Apr 2, 2021
May 19, 2020 - Arminco Inc.
Déjà vu in Dentistry: Comparison of early HIV and Covid-19 concerns in Dental Practice The practice of dentistry may never look the same again. And while we may not feel this way now, maybe that is a good thing."In 1983, a retrovirus (later named the human immunodeficiency virus, or HIV) was isolated from a patient with AIDS"1. Many of us now likely do not remember the start of the AIDS pandemic or had to live and practice through the changes and its impact on dentistry. Those times have been reduced to mind blowing and sometimes humorous stories we hear from the previous generation of dentists…"Back in my day, we didn’t wear gloves!" My dad laughs telling the story of seeing his dentist, bare handed in the middle of an extraction, with a cigarette hanging out of his mouth. These things today, we could not even imagine, and they seem downright prehistoric in comparison to the practice of dentistry we know and operate in today. But during the origin of Standard Precautions, no one was laughing. Dentists were not only panicking about getting, giving, or spreading HIV, but were sheerly overwhelmed with the challenge and cost of bringing in personal protective equipment (PPE), equipment, and protocols to adapt. It was not until as recent as 1985, that the Centers for Disease Control (CDC) introduced the concept that all bodily fluids could be infectious and treated as such2.The term "Standard Precautions" was then introduced in 1996. During the roughly 10 years between the emergence of HIV, the evident need for a shift in precautions in health care, and implementation of standard precaution practices, there were a good number of dentists that went kicking and screaming. Concerns ranged from ability to work with gloves and mask, PPE interfering with patient report and relationship building, and flat out cost of supplies. Prior to the 1980’s, gloves were used by dentist only about 20% of the time, and mostly only for cases of documented HBV. The SARS outbreak of the early 2000’s and a brief resurgence of TB, led to the more regular use of isolation practices such as dental dams and suctioning units, pre-rinsing with an antimicrobial for appointments, as well as the use of N95 masks3."The usage of rubber dams can…reduce microbial aerosolization by up to 70%"4. Similarly, many changes have occurred over the years, such as closed bag sterilization of handpieces, disposable burs, and the flushing of dental lines.

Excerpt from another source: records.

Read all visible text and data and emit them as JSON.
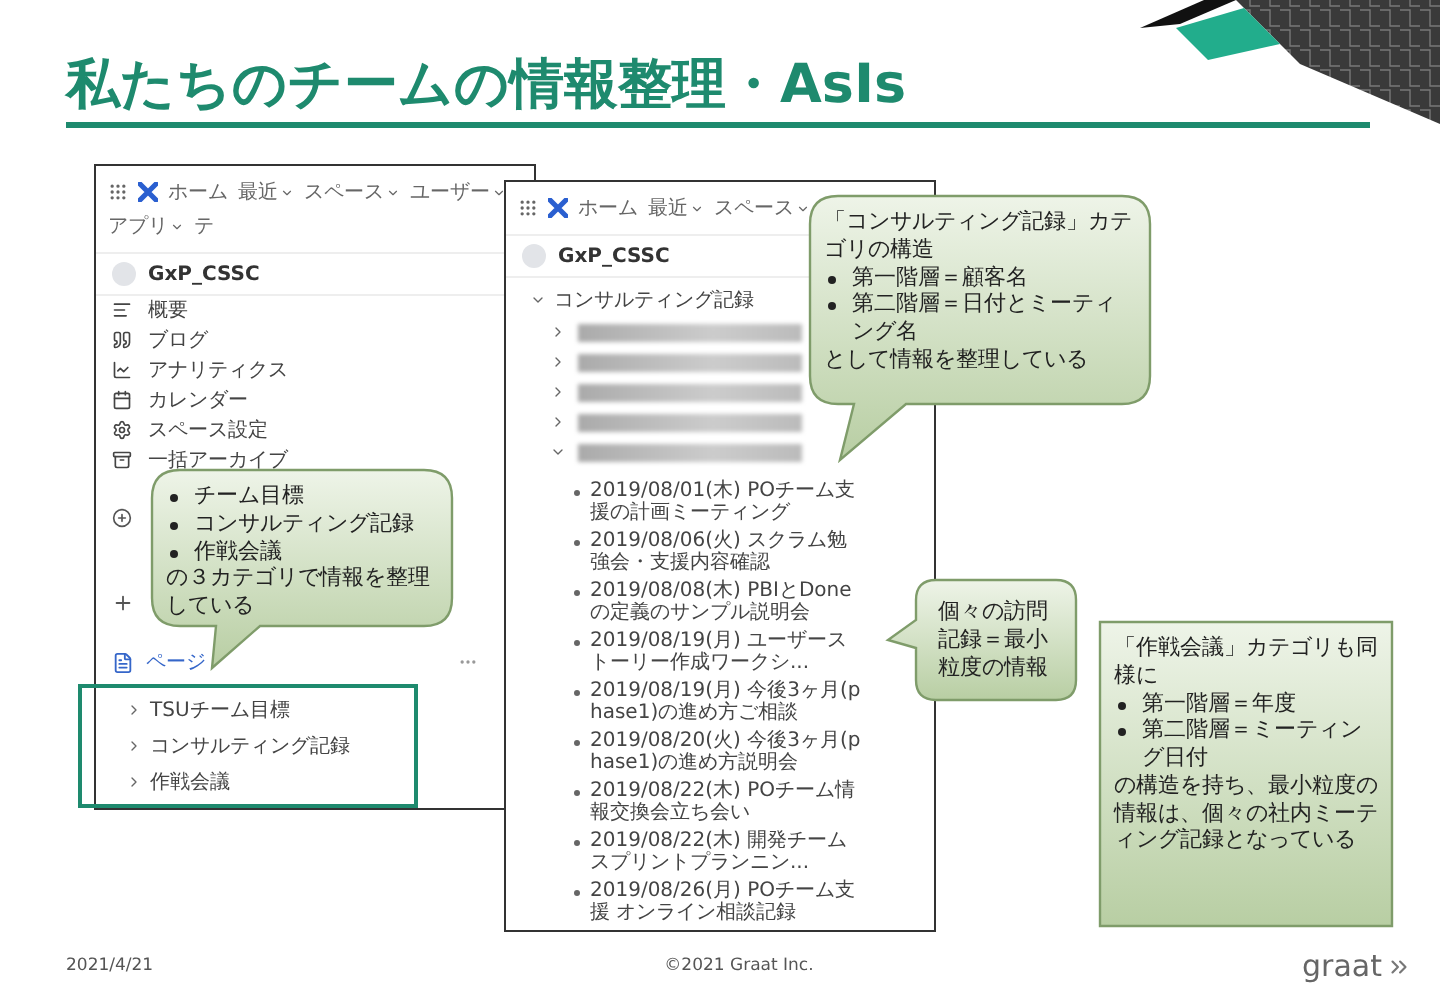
{
  "title": "私たちのチームの情報整理・AsIs",
  "left_screenshot": {
    "nav_items": [
      {
        "label": "ホーム",
        "dropdown": false
      },
      {
        "label": "最近",
        "dropdown": true
      },
      {
        "label": "スペース",
        "dropdown": true
      },
      {
        "label": "ユーザー",
        "dropdown": true
      },
      {
        "label": "アプリ",
        "dropdown": true
      },
      {
        "label": "テ",
        "dropdown": false
      }
    ],
    "space_name": "GxP_CSSC",
    "sidebar_items": [
      "概要",
      "ブログ",
      "アナリティクス",
      "カレンダー",
      "スペース設定",
      "一括アーカイブ"
    ],
    "pages_label": "ページ",
    "page_tree": [
      {
        "label": "TSUチーム目標",
        "expanded": false
      },
      {
        "label": "コンサルティング記録",
        "expanded": false
      },
      {
        "label": "作戦会議",
        "expanded": false
      }
    ]
  },
  "right_screenshot": {
    "nav_items": [
      {
        "label": "ホーム",
        "dropdown": false
      },
      {
        "label": "最近",
        "dropdown": true
      },
      {
        "label": "スペース",
        "dropdown": true
      }
    ],
    "space_name": "GxP_CSSC",
    "tree": {
      "label": "コンサルティング記録",
      "expanded": true,
      "children": [
        {
          "expanded": false
        },
        {
          "expanded": false
        },
        {
          "expanded": false
        },
        {
          "expanded": false
        },
        {
          "expanded": true,
          "children": [
            {
              "label": "2019/08/01(木) POチーム支援の計画ミーティング"
            },
            {
              "label": "2019/08/06(火) スクラム勉強会・支援内容確認"
            },
            {
              "label": "2019/08/08(木) PBIとDoneの定義のサンプル説明会"
            },
            {
              "label": "2019/08/19(月) ユーザーストーリー作成ワークシ..."
            },
            {
              "label": "2019/08/19(月) 今後3ヶ月(phase1)の進め方ご相談"
            },
            {
              "label": "2019/08/20(火) 今後3ヶ月(phase1)の進め方説明会"
            },
            {
              "label": "2019/08/22(木) POチーム情報交換会立ち会い"
            },
            {
              "label": "2019/08/22(木) 開発チームスプリントプランニン..."
            },
            {
              "label": "2019/08/26(月) POチーム支援 オンライン相談記録"
            }
          ]
        }
      ]
    }
  },
  "callouts": [
    {
      "lines": [
        {
          "kind": "bullet",
          "text": "チーム目標"
        },
        {
          "kind": "bullet",
          "text": "コンサルティング記録"
        },
        {
          "kind": "bullet",
          "text": "作戦会議"
        },
        {
          "kind": "text",
          "text": "の３カテゴリで情報を整理している"
        }
      ]
    },
    {
      "lines": [
        {
          "kind": "text",
          "text": "「コンサルティング記録」カテゴリの構造"
        },
        {
          "kind": "bullet",
          "text": "第一階層＝顧客名"
        },
        {
          "kind": "bullet",
          "text": "第二階層＝日付とミーティング名"
        },
        {
          "kind": "text",
          "text": "として情報を整理している"
        }
      ]
    },
    {
      "lines": [
        {
          "kind": "text",
          "text": "個々の訪問記録＝最小粒度の情報"
        }
      ]
    },
    {
      "lines": [
        {
          "kind": "text",
          "text": "「作戦会議」カテゴリも同様に"
        },
        {
          "kind": "bullet",
          "text": "第一階層＝年度"
        },
        {
          "kind": "bullet",
          "text": "第二階層＝ミーティング日付"
        },
        {
          "kind": "text",
          "text": "の構造を持ち、最小粒度の情報は、個々の社内ミーティング記録となっている"
        }
      ]
    }
  ],
  "footer": {
    "date": "2021/4/21",
    "copyright": "©2021 Graat Inc.",
    "logo": "graat"
  }
}
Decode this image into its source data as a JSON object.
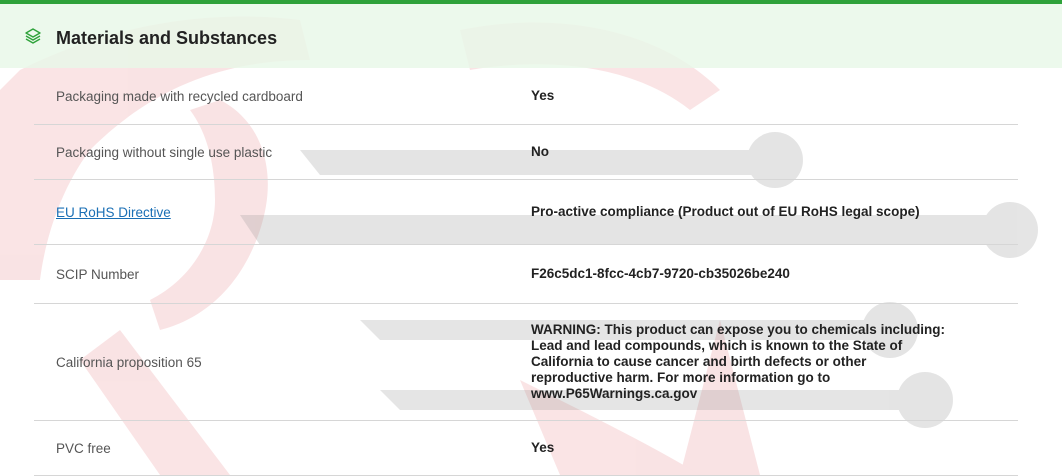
{
  "section": {
    "title": "Materials and Substances",
    "icon": "layers-icon",
    "accent_color": "#2ea23a",
    "header_bg": "#e8f8e8"
  },
  "rows": [
    {
      "label": "Packaging made with recycled cardboard",
      "value": "Yes"
    },
    {
      "label": "Packaging without single use plastic",
      "value": "No"
    },
    {
      "label": "EU RoHS Directive",
      "value": "Pro-active compliance (Product out of EU RoHS legal scope)"
    },
    {
      "label": "SCIP Number",
      "value": "F26c5dc1-8fcc-4cb7-9720-cb35026be240"
    },
    {
      "label": "California proposition 65",
      "value": "WARNING: This product can expose you to chemicals including: Lead and lead compounds, which is known to the State of California to cause cancer and birth defects or other reproductive harm. For more information go to www.P65Warnings.ca.gov"
    },
    {
      "label": "PVC free",
      "value": "Yes"
    }
  ]
}
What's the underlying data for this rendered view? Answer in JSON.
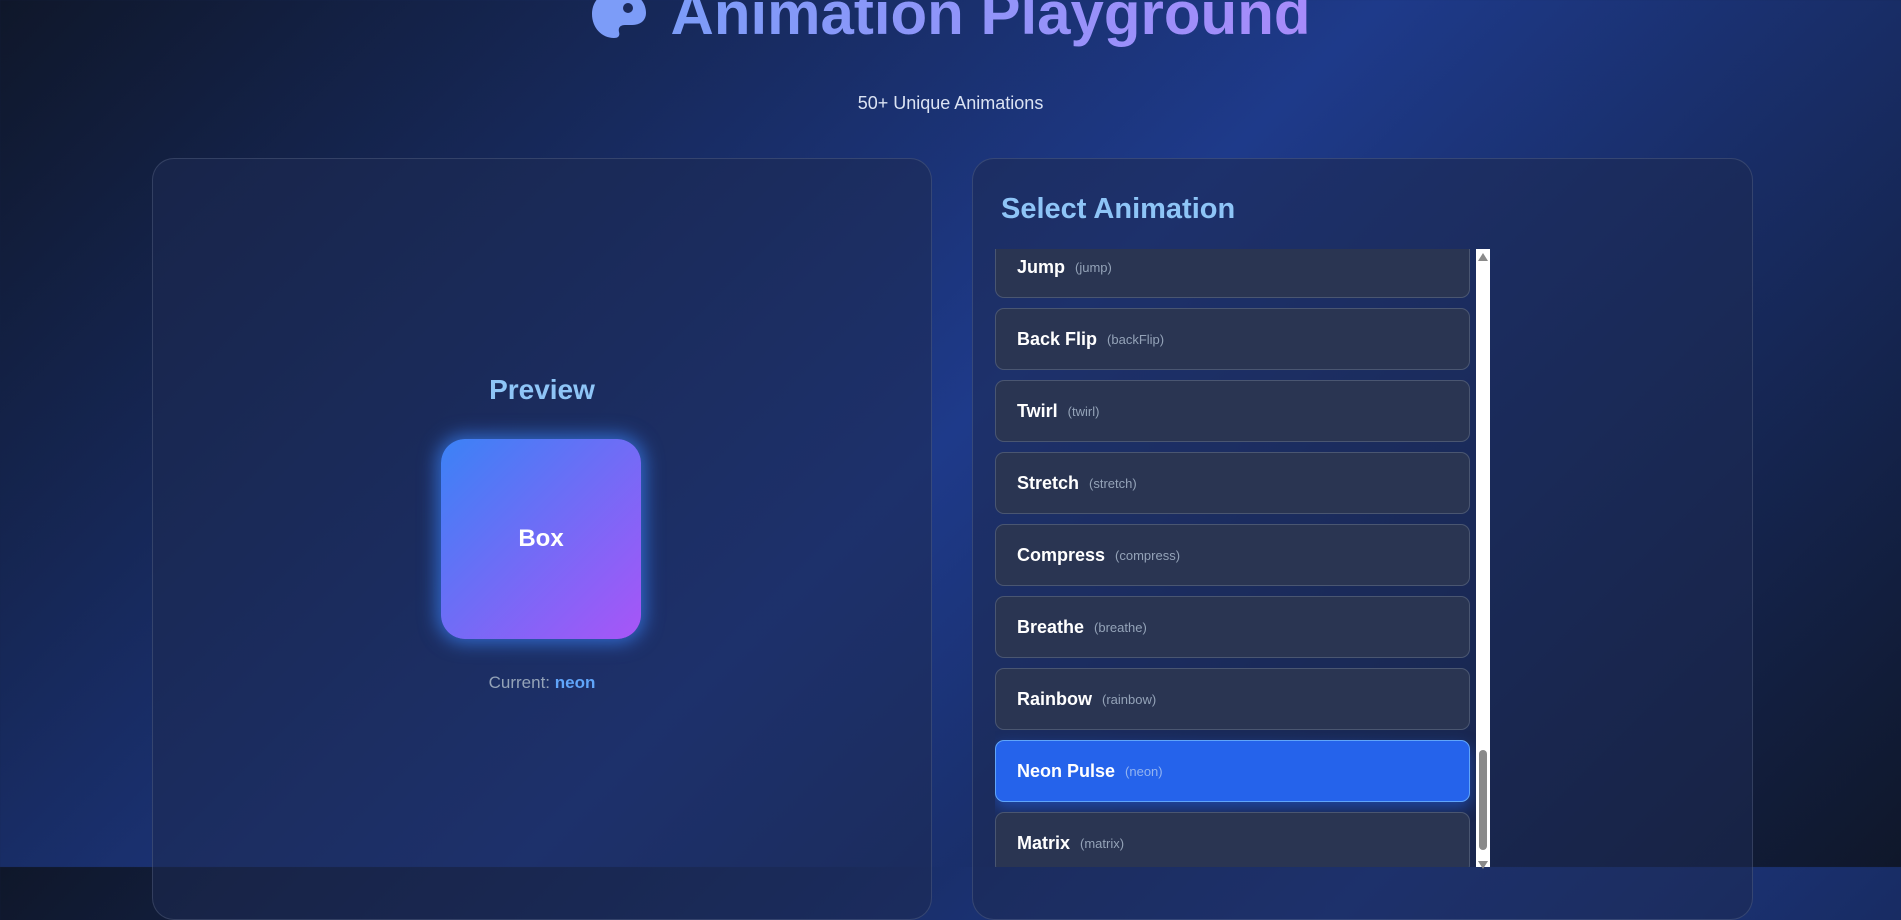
{
  "header": {
    "title": "Animation Playground",
    "subtitle": "50+ Unique Animations",
    "icon": "palette-icon"
  },
  "preview": {
    "title": "Preview",
    "box_label": "Box",
    "current_label": "Current:",
    "current_value": "neon"
  },
  "selector": {
    "title": "Select Animation",
    "items": [
      {
        "name": "Jump",
        "code": "(jump)"
      },
      {
        "name": "Back Flip",
        "code": "(backFlip)"
      },
      {
        "name": "Twirl",
        "code": "(twirl)"
      },
      {
        "name": "Stretch",
        "code": "(stretch)"
      },
      {
        "name": "Compress",
        "code": "(compress)"
      },
      {
        "name": "Breathe",
        "code": "(breathe)"
      },
      {
        "name": "Rainbow",
        "code": "(rainbow)"
      },
      {
        "name": "Neon Pulse",
        "code": "(neon)",
        "active": true
      },
      {
        "name": "Matrix",
        "code": "(matrix)"
      }
    ]
  },
  "colors": {
    "accent": "#2563eb",
    "heading": "#8ec5f7",
    "box_from": "#3b82f6",
    "box_to": "#a855f7"
  }
}
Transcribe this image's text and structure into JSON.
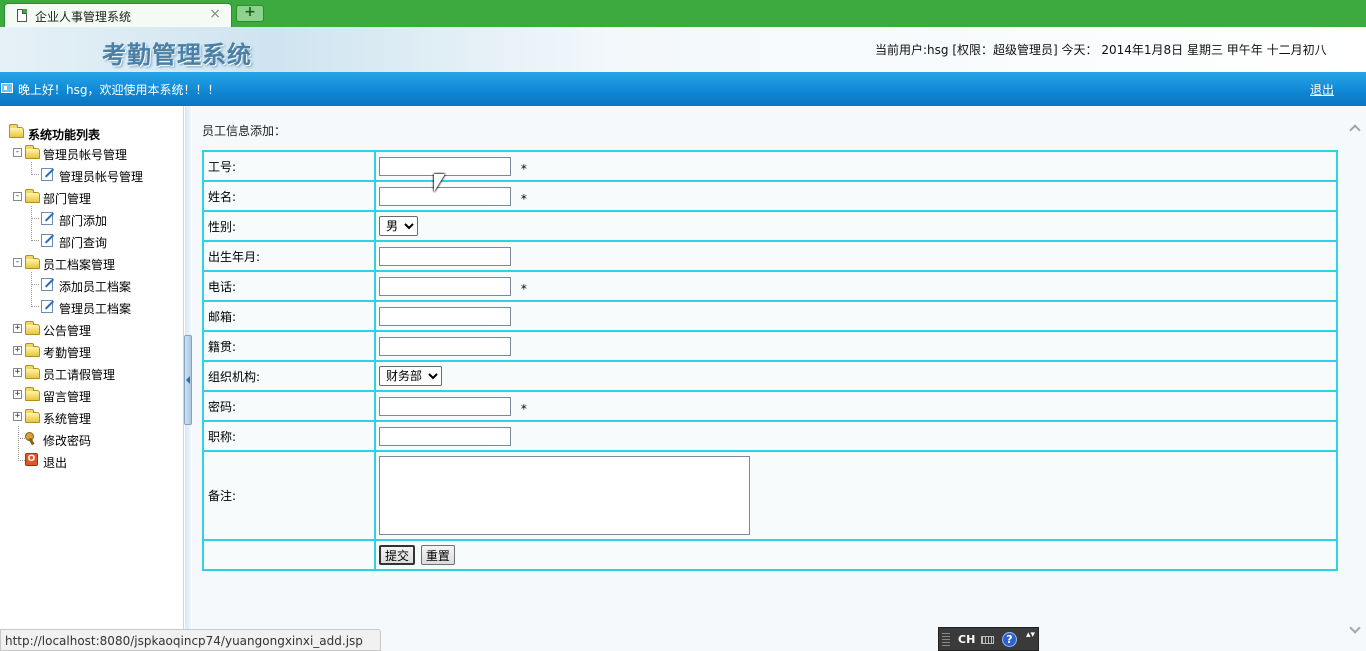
{
  "browser": {
    "tab_title": "企业人事管理系统",
    "close_glyph": "×",
    "newtab_glyph": "+",
    "status_url": "http://localhost:8080/jspkaoqincp74/yuangongxinxi_add.jsp"
  },
  "header": {
    "app_title": "考勤管理系统",
    "user_info": "当前用户:hsg [权限：超级管理员] 今天： 2014年1月8日 星期三 甲午年 十二月初八"
  },
  "welcome_bar": {
    "text": "晚上好！hsg，欢迎使用本系统！！！",
    "logout": "退出"
  },
  "sidebar": {
    "root": "系统功能列表",
    "groups": [
      {
        "label": "管理员帐号管理",
        "expanded": true,
        "toggle": "-",
        "children": [
          "管理员帐号管理"
        ]
      },
      {
        "label": "部门管理",
        "expanded": true,
        "toggle": "-",
        "children": [
          "部门添加",
          "部门查询"
        ]
      },
      {
        "label": "员工档案管理",
        "expanded": true,
        "toggle": "-",
        "children": [
          "添加员工档案",
          "管理员工档案"
        ]
      },
      {
        "label": "公告管理",
        "expanded": false,
        "toggle": "+",
        "children": []
      },
      {
        "label": "考勤管理",
        "expanded": false,
        "toggle": "+",
        "children": []
      },
      {
        "label": "员工请假管理",
        "expanded": false,
        "toggle": "+",
        "children": []
      },
      {
        "label": "留言管理",
        "expanded": false,
        "toggle": "+",
        "children": []
      },
      {
        "label": "系统管理",
        "expanded": false,
        "toggle": "+",
        "children": []
      }
    ],
    "change_password": "修改密码",
    "exit": "退出"
  },
  "main": {
    "crumb": "员工信息添加：",
    "required_mark": "*",
    "fields": {
      "employee_no": {
        "label": "工号:",
        "value": ""
      },
      "name": {
        "label": "姓名:",
        "value": ""
      },
      "gender": {
        "label": "性别:",
        "selected": "男"
      },
      "birth": {
        "label": "出生年月:",
        "value": ""
      },
      "phone": {
        "label": "电话:",
        "value": ""
      },
      "email": {
        "label": "邮箱:",
        "value": ""
      },
      "native_place": {
        "label": "籍贯:",
        "value": ""
      },
      "department": {
        "label": "组织机构:",
        "selected": "财务部"
      },
      "password": {
        "label": "密码:",
        "value": ""
      },
      "title": {
        "label": "职称:",
        "value": ""
      },
      "remark": {
        "label": "备注:",
        "value": ""
      }
    },
    "submit": "提交",
    "reset": "重置"
  },
  "langbar": {
    "lang": "CH",
    "help": "?",
    "options": "▴▾"
  },
  "colors": {
    "tab_strip": "#3daa3f",
    "welcome_bar": "#0f86d3",
    "table_border": "#2ed1e8",
    "title_text": "#4a7fa6"
  }
}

Could you even imagine, today, anyone trying to convince you that you were safe in a dental office where providers did not wear this basic PPE, or you could not visualize bags of sterilized instruments? It would be unheard of. Perhaps, we are at the beginning of a new and similar era, in light of COVID-19. Albeit, we are talking contact precautions vs droplet and airborne precautions, but ultimately, change is coming. Some things are not even that much of a change. According to an article from JADA in 2010, "Respiratory hygiene and cough etiquette measures are considered a component of Standard Pre-cautions and should be practiced routinely in dental settings"5 .
Let us learn from history and not repeat it. We adapted to a once life threatening disease, and emerged better and stronger as a community, profession, and vital branch of the healthcare system. Healthcare cannot and will not be able to go on without dentistry. So yes - we are facing uncertain times ahead - but also opportunities to improve the health and safety of our patients, staff and ourselves. For more information about this, you can contact us here.
1 n engl j med 354;23 www.nejm.org June 8, 2006
2 JADA, Vol. 141 http://jada.ada.org May 2010573
5 JADA, Vol. 141 http://jada.ada.org May 2010573
Apr 2, 2021
Your patients and their parents should be comfortable while in your office. If y ...
Jun 18, 2020
As offices have had to get creative to help patients, we have had to get creativ ...